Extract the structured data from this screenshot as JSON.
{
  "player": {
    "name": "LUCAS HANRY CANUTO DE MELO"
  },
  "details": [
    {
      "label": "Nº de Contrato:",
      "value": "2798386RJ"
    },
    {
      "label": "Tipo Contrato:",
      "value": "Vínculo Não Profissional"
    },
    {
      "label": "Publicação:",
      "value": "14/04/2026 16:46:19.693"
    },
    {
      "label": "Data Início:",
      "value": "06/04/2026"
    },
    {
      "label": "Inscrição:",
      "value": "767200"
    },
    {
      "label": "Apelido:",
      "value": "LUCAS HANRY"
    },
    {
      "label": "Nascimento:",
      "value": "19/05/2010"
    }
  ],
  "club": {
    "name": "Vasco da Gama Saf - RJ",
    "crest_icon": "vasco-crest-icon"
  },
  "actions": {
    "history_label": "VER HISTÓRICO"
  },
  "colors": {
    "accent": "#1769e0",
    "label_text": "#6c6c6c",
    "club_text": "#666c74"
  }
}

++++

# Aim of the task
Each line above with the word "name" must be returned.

# Exercise output
    "name": "LUCAS HANRY CANUTO DE MELO"
    "name": "Vasco da Gama Saf - RJ",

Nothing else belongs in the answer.